Dental Association members have seen an increased frequency of third-party
audits the last few years. The increased frequency of audits and their
subsequent payment demands have caused concern among our members.
A member recently
phoned the MDA office to relate his experience with an audit and the proposed
recovery by a third party, in this case Delta Dental of Minnesota. The member
related that he had just been notified of the proposed recovery, even though
the audit had occurred nearly two years previously. The resolution proposed by
the third party is a new twist on resolutions previously proposed to our
members. The Minnesota Dental Association Marketplace Committee felt the
details of the proposed resolution should be brought to your attention, as it
has some troubling aspects.
proposed an immediate payment by the dentist to the managed care company and
then a subsequent arrangement for a reduced reimbursement on claims going
forward for the next several years. Mike Perpich, one of our members who also
consults with other dentists on audits, spoke with this dentist and estimates
the going forward fee reduction is about 40% of this dentist’s billed fees. If
the affected dentist’s overhead is in the usual ballpark of about 70%, the fee
reduction amounts to all of that dentist’s profit plus an additional 10%. For
this specific practice, the proposed discount going forward is approximately
$100,000 per year on the volume this dentist did with the managed care company.
A pretty tidy punishment, I would say.
“sleeper” part of the recovery seems to be the immediate payment, especially
when one compares it to the average initial retainer of $7,500 required by
legal counsel to represent one of us in an audit. One could be lulled into
thinking that for a few thousand dollars more, the whole audit mess will go
away, rather than paying $7,500 and getting into an ongoing battle with a
managed care company. That is unless one realizes what the 40% discount really
costs, and for how long.
In addition, one
must ask, how tightly “locked in” is the practice to the ongoing discount
scenario? Can the practitioner “get out from under” by resigning his or her
providership, or is the settlement a contract with specific long-term
can this scenario be a new tactic to lower fees for targeted practices, or an
attempt to get rid of those practices altogether? Paranoid thinking, you say.
Perhaps, but remember that profiling takes place by managed care companies.
They have identified those of us they believe are too expensive.
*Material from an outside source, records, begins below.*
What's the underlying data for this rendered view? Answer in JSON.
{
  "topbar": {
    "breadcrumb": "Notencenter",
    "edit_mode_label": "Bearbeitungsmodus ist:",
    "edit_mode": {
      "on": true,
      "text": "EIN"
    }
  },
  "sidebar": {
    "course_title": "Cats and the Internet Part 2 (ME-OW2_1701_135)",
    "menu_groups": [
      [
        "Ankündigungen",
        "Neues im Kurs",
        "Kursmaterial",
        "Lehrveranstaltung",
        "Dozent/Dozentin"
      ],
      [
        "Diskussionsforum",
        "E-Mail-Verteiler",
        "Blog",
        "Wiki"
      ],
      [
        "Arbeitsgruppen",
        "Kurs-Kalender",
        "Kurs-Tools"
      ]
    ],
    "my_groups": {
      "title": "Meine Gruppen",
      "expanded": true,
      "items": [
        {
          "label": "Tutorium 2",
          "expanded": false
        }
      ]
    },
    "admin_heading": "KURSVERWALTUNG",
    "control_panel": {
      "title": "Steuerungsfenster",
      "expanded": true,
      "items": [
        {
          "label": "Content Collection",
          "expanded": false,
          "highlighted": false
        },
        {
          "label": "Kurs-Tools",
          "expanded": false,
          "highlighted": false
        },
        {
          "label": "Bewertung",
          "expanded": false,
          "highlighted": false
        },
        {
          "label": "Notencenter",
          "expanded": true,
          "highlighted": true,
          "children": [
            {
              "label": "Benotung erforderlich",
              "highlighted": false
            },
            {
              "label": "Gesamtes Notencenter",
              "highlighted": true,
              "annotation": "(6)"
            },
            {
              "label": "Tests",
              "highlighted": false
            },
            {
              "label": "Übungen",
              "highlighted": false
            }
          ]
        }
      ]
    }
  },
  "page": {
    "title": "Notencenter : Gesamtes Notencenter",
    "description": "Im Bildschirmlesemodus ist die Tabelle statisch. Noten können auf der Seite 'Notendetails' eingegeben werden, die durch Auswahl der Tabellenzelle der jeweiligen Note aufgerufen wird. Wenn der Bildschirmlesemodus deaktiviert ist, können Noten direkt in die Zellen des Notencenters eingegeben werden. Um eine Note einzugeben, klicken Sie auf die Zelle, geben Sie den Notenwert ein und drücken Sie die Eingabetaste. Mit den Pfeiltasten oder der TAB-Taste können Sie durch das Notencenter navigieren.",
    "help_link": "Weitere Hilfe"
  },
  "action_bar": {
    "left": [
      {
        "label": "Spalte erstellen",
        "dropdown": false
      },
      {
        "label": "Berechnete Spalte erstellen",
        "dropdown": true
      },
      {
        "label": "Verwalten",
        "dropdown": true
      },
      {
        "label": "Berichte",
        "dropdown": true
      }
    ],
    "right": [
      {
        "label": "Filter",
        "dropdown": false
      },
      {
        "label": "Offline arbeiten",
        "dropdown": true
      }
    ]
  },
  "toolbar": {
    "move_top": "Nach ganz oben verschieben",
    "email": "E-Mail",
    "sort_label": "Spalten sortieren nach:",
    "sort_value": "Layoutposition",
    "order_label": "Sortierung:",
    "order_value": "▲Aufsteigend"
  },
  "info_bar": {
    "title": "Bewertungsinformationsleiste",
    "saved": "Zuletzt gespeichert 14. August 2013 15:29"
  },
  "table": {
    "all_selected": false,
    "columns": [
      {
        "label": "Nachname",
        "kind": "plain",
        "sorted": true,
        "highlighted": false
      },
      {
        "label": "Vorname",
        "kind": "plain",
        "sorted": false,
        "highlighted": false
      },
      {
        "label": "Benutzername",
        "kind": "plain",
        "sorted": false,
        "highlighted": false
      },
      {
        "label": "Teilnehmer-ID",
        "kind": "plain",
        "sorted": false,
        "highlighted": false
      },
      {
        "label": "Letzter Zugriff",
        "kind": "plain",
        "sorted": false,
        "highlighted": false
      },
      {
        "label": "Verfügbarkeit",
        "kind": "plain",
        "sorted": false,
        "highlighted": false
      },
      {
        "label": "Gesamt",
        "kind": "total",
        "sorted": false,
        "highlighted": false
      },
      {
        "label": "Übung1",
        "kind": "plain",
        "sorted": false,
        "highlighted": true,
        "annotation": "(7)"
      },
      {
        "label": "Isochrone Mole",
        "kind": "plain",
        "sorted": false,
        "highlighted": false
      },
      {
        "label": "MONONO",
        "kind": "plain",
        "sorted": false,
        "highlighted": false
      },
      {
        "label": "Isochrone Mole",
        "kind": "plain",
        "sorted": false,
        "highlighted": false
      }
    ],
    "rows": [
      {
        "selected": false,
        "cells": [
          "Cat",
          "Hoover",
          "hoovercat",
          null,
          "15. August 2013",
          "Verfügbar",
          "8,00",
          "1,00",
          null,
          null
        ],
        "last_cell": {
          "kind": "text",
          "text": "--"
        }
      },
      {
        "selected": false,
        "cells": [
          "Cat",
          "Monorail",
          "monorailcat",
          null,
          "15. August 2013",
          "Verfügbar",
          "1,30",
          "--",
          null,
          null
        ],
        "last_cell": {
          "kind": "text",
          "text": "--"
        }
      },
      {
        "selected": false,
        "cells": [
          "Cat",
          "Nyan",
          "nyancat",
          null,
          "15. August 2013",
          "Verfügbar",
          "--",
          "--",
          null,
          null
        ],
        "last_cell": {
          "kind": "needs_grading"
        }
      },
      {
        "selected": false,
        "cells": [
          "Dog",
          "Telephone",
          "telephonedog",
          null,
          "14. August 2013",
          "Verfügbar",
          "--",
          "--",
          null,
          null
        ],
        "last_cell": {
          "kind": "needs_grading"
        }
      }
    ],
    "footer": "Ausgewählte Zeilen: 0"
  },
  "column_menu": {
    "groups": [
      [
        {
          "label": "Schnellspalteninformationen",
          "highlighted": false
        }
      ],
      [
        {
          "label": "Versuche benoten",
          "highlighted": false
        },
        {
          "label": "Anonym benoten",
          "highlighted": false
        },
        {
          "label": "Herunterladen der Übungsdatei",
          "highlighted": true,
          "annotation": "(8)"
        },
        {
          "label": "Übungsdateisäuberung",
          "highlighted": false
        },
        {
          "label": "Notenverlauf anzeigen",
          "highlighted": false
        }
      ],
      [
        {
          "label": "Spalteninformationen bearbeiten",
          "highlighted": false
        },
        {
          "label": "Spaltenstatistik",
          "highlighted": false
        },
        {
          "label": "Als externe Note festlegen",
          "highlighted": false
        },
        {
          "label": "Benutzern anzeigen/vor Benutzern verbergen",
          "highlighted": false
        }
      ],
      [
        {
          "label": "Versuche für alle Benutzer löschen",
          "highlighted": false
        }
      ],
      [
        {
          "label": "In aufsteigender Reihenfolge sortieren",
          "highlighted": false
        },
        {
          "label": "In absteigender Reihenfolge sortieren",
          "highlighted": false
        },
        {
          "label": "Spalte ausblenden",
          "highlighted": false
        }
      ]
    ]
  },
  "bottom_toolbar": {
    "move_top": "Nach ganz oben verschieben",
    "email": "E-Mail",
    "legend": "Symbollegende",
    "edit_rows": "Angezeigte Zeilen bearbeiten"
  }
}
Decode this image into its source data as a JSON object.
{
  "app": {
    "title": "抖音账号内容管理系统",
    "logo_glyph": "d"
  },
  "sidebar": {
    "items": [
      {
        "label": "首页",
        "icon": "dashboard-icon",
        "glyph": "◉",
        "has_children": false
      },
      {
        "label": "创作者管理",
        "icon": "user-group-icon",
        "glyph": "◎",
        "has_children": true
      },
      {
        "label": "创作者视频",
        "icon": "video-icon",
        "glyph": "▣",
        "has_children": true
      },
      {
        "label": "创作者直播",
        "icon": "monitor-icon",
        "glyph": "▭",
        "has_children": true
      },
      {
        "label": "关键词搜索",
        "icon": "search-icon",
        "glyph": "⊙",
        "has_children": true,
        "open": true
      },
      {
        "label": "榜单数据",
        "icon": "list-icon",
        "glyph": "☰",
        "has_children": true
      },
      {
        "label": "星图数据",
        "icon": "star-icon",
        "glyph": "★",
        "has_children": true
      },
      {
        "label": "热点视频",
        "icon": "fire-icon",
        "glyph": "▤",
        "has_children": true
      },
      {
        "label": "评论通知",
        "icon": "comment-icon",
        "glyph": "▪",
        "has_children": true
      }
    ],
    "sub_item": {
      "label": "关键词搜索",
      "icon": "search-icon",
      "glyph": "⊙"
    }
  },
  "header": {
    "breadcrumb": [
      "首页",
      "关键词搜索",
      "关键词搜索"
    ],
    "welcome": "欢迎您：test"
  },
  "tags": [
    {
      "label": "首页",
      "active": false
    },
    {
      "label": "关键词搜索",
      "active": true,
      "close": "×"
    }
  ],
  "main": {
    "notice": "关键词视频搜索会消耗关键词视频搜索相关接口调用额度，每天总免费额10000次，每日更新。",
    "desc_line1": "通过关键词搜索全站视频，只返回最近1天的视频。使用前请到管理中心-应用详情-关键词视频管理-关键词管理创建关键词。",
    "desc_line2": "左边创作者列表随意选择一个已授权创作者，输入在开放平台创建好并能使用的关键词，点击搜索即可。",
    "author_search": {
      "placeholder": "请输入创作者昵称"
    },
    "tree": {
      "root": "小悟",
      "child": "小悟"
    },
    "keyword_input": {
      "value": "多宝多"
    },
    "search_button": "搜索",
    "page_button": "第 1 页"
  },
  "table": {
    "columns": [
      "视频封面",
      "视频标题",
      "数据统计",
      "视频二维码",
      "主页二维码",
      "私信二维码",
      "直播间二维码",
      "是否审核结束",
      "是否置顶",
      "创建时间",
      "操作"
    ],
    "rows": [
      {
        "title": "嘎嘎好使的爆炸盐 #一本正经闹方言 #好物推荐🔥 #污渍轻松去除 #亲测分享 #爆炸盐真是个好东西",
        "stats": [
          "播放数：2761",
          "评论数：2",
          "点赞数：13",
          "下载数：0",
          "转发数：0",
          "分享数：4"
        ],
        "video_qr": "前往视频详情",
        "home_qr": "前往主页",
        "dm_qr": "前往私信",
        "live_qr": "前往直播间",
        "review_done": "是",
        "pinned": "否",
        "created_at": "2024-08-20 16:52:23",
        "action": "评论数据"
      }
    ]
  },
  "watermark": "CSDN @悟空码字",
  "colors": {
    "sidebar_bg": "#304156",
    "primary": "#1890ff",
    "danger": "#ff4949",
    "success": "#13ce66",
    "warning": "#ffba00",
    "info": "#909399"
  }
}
Remember the “71” providers of a few years ago?
As in any
business decision, we on the Marketplace Committee urge you to study carefully
any proposed resolution, and perhaps get some professional help from legal
counsel and/or consultants who work with dentists being audited. Audits are
scary and gut wrenching, but we can’t let fear stampede us into making poor
business decisions. Your future depends on it. I know. I’ve been through an
If we may be of
assistance in providing you with some information about audits or helping you
helping you find legal counsel or audit
experts, please phone us at the MDA office. Loren Hanson is the staff member to
ask for. Of course, you can phone me or e-mail me at any time with questions. I
can be reached at email@example.com or at (218) 749-1776.
We are here to help you.